Senior Citizens Emergency Care Treatment
When a person visits a hospital in an emergency situation they expect the best care possible. In many cases it is a life threatening event which makes the visit even scarier. Recently, my husband suffered from a stroke that landed him in the emergency room. I must admit that the hospital was very quick acting providing all the necessary tests and exams by qualified doctors. In reality the experience was made as less scary as possible. The treatment was great as it possibly saved his life.
The next phase after going to the emergency room was being transferred into one of the rooms where the nursing care staff immediately took over making sure that he was made comfortable. They put monitors on him that let them know in an instant if he was suffering any difficulties with his heart and they made constant bedside trips. They would check his cognitive abilities and monitor his heart on a constant basis. He was given the proper medicines along with a good diet. The nurses were very kind and would assist him with bathing and bathroom. This made the part of the hospital stay even more pleasant if staying in a hospital could ever be a pleasant experience. Unfortunately, going to the hospital is not on the top of anyone’s list of things to do. You do not get any rest take that idea off the list. You are there because you are very sick and in need of constant supervision. That is what most hospitals do is watch you and make sure that your physical needs are met.
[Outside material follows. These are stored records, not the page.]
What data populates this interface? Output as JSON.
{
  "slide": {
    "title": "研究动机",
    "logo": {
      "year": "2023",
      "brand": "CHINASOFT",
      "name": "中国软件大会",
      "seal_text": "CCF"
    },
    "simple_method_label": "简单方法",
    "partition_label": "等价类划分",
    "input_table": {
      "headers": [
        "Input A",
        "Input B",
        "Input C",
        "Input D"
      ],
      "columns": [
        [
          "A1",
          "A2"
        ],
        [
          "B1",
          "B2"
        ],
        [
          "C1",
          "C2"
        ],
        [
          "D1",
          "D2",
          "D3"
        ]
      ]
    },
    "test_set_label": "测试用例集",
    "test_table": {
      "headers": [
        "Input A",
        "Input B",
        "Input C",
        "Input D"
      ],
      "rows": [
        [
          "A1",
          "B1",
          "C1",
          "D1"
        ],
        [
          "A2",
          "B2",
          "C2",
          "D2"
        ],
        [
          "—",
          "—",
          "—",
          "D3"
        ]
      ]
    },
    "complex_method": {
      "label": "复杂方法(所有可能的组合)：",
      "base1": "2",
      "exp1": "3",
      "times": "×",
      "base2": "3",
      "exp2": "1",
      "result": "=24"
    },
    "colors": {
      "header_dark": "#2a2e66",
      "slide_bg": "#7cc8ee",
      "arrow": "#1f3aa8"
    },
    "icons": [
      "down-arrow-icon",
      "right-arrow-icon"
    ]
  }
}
The final phase of the trip to the hospital is getting close to the discharge. In most cases when a person has had a minor surgery or perhaps a baby the discharge goes smoothly and is a pleasant event. Most people are very happy to be going home and the nursing staff is usually very helpful in getting you discharged into your vehicle and off you go. What about senior citizens? This is where it gets very scary for some because a social worker pays them a visit. The purpose I think is to make sure that they will be alright when they go home. The problem is that the social worker can be very abrupt and intimidating if they do not approach the patient or the family of the patient with the proper attitude. In our case the first thing on the hit list was to insist that my husband go into a nursing home. They did not inquire if he would be taken care of properly at home, would he need a home health nurse, or would he be better off in a nursing facility. We are a very together family and our children, his sisters, and oodles of nieces and nephews are all willing to provide the proper care needed so that my husband would not have to go into a nursing care facility.
It seems the Social Worker gave us very little opportunity to express our opinion to the point it was made very relevant that they wanted to admit him. We of course had to intercede and let them know that he was not that seriously ill. He is talking and walking to some degree as this was a minor stroke that did not leave any permanent damage to his body. He can feed and bath himself as well so he does not need that much assistance and since I am with him he can get emergency care immediately. The experience that we had led us to believe that Social Workers are just not the ideal way to present a nursing care facility instead it should be put in the hands of the physician or nursing staff. First off the attending physician should make that call and inform the family before attacking the patient. Give the family valuable reasons and then let the family express what they can do. If the family is able to care for the patient then let them make that choice. I know that many people need to go to a nursing care facility but because you are a senior does not mean that you automatically should be placed in one.